     It is useful to have  an established church – whether Anglican, Catholic, Sunni or Shia.  I have lived in Spain for 45 years and have seen the disestablishment of a church make that church IRRELEVANT.  A society needs certain fixed points: identity (nation or language), family (extended rather than nuclear), generally accepted morality (marriage and behaviour) and a religion (be it what you will).  Though these concepts are not immutable they produce peace and harmony; though dissidents are always welcome and lead to serious debate. 

  • Alan

    I’m afraid your comments are a bit too elliptical for me to understand.  What comments on the Holy Father’s appointments?  What “certain issues”?  What I meant by “UnCatholic” is simply showing a total lack of respect for our bishops, even if we disagree with them on occasion.  Such as remarks like “thank goodness he’s gone” and “time to get rid of Nichols”.

  • Alfonse

    this is the man that hid ‘Father Hill’ and moved him several times before he was finally arrested and imprisoned. It’s odd that people forget.

    He also encouraged a seminarian (in his 5th year) to have sexual relations with other men to ‘get it out of his system’. The seminarian left and now lives with a man.

  • JabbaPapa

    “No salvation outside the Church” is frequently understood backwards.

    The doctrine really means that the Church, and by this it’s the Celestial Church being referred to, is the Assembly of *all* of the saved.

    That is to say that all of the saved are inside the Church — including such that were saved by God prior to the birth of Christ, for example.

    It means that you cannot be saved by God, and then somehow remain outside the Celestial Church.
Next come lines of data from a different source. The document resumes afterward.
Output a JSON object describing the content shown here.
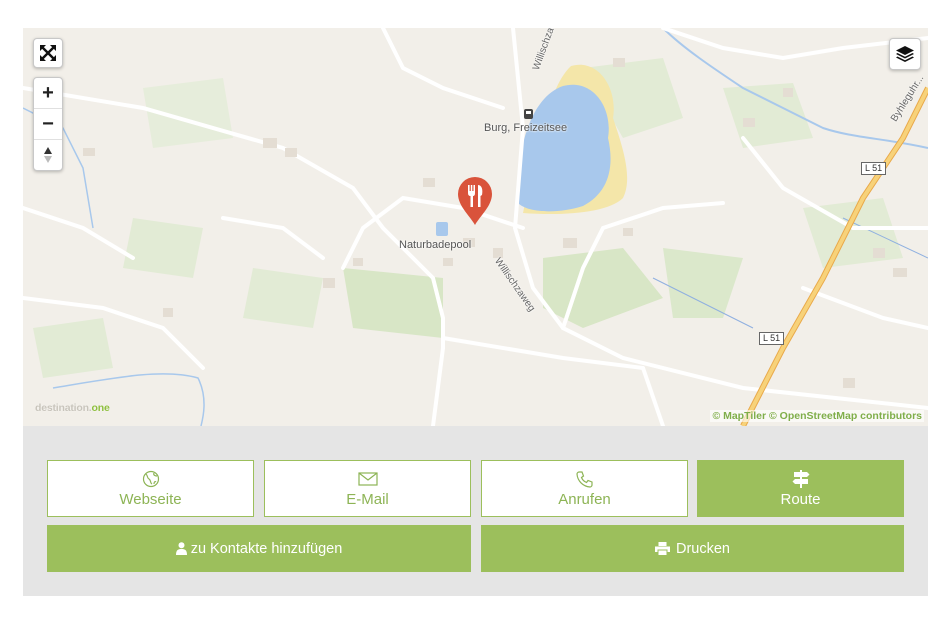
{
  "map": {
    "labels": {
      "burg": "Burg, Freizeitsee",
      "pool": "Naturbadepool",
      "road1": "Willischzaweg",
      "road2": "Willischzaweg",
      "road3": "Byhleguhr..."
    },
    "shields": {
      "l51_a": "L 51",
      "l51_b": "L 51"
    },
    "attribution": "© MapTiler © OpenStreetMap contributors",
    "brand_prefix": "destination.",
    "brand_suffix": "one",
    "controls": {
      "fullscreen": "fullscreen-icon",
      "zoom_in": "+",
      "zoom_out": "−",
      "compass": "compass-icon",
      "layers": "layers-icon"
    },
    "marker_icon": "fork-knife-icon"
  },
  "actions": {
    "website": {
      "label": "Webseite",
      "icon": "globe-icon"
    },
    "email": {
      "label": "E-Mail",
      "icon": "envelope-icon"
    },
    "call": {
      "label": "Anrufen",
      "icon": "phone-icon"
    },
    "route": {
      "label": "Route",
      "icon": "signpost-icon"
    },
    "contacts": {
      "label": "zu Kontakte hinzufügen",
      "icon": "user-icon"
    },
    "print": {
      "label": "Drucken",
      "icon": "printer-icon"
    }
  },
  "colors": {
    "accent": "#9cbf5c",
    "marker": "#d9533b",
    "water": "#a8c8ec",
    "panel": "#e5e5e5"
  }
}
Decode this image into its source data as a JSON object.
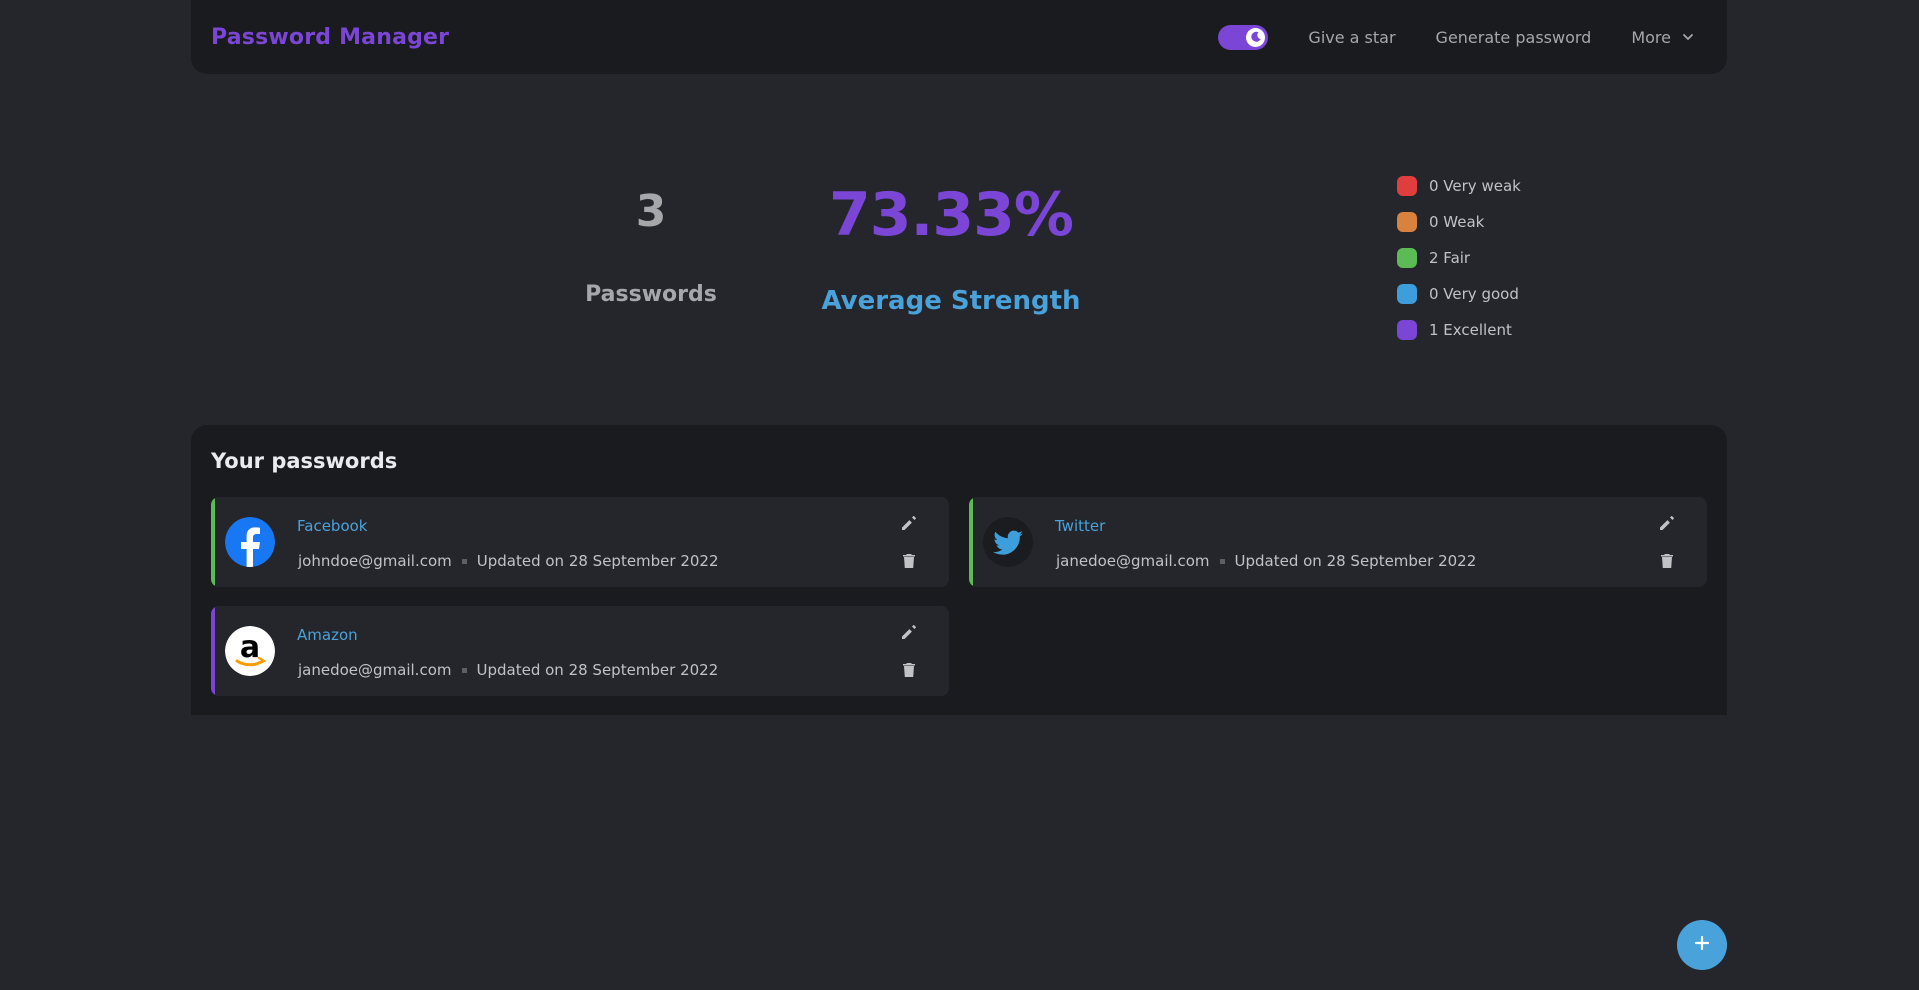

    It’s a doctrine about the nature of salvation, not a doctrine claiming that all non-Catholics are damned without exception, particularly as this last suggestion would contradict doctrine, and is probably heretical.

  • JabbaPapa

    Sorry, but that’s just plain silly.

  • Basil Loftus

    We all have our faults and it was remarkable how candid the Cardinal was regarding his own mistakes.

  • JabbaPapa

    Ah ! A fan !!

    “rubbish” is really all that it deserves.

    The claims against Cardinal Murphy O’Connor are not just false and openly rebellious, but they make reference to a poorly digested understanding of doctrine, leading this man to imagine himself as more catholic than a Cardinal.

    I’d detail exactly *why* the doctrines have been misundrstood by that person, but then of course my loyal fan base will start sending me messages about that instead.

  • JabbaPapa


  • Apostolic

    Horrifying. Says it all.

  • Apostolic

    John Wilson sounds horrifying, but equally does Basil Loftus. The Rev. Phony Tony is an example of a scandalously instructed convert. His instructor is far more to blame than he is.

  • teigitur

    Its Mgr Loftus, I would not take anything he says seriously. Very sad.

  • teigitur

    Oh please…………!

  • Basil Loftus

    And name calling isn’t horrifying?
    Tony Blair deserves respect & Christian Fellowship.